--- PROBLEM TO WORK ON ---
The string "lista" appears in some lines of the entries that follow; copy each such line.

────────────────────

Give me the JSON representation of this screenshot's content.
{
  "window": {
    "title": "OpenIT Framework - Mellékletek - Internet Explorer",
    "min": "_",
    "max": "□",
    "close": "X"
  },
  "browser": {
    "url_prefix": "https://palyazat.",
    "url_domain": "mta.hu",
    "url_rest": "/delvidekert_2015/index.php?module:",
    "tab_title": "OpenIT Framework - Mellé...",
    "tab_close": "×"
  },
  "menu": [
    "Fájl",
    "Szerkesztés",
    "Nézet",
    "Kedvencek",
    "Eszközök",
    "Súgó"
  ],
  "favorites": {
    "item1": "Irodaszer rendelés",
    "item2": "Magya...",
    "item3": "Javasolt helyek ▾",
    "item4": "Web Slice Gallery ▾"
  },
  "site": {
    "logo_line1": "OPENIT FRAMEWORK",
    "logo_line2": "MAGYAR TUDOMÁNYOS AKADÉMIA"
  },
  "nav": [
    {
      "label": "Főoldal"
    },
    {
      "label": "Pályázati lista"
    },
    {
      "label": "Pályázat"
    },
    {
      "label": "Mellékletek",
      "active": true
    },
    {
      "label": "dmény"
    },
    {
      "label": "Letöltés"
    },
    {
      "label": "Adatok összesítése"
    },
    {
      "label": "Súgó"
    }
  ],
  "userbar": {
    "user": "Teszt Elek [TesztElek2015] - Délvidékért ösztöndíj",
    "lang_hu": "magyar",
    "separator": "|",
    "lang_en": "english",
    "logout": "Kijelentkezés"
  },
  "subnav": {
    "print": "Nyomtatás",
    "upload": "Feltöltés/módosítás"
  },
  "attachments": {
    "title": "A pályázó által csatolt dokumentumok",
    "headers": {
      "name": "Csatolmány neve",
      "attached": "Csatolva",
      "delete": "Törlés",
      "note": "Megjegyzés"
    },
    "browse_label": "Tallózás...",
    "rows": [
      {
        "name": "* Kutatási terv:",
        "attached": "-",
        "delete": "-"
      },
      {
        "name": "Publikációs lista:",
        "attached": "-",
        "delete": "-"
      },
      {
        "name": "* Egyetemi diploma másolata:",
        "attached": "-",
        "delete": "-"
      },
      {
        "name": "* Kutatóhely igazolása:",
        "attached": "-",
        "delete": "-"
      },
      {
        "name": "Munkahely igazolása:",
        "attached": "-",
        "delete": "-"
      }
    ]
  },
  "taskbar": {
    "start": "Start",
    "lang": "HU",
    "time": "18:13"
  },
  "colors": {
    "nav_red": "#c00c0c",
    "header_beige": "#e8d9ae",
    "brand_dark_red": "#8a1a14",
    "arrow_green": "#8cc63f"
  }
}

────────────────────

--- ANSWER TO THIS PROBLEM ---
      "label": "Pályázati lista"
        "name": "Publikációs lista:",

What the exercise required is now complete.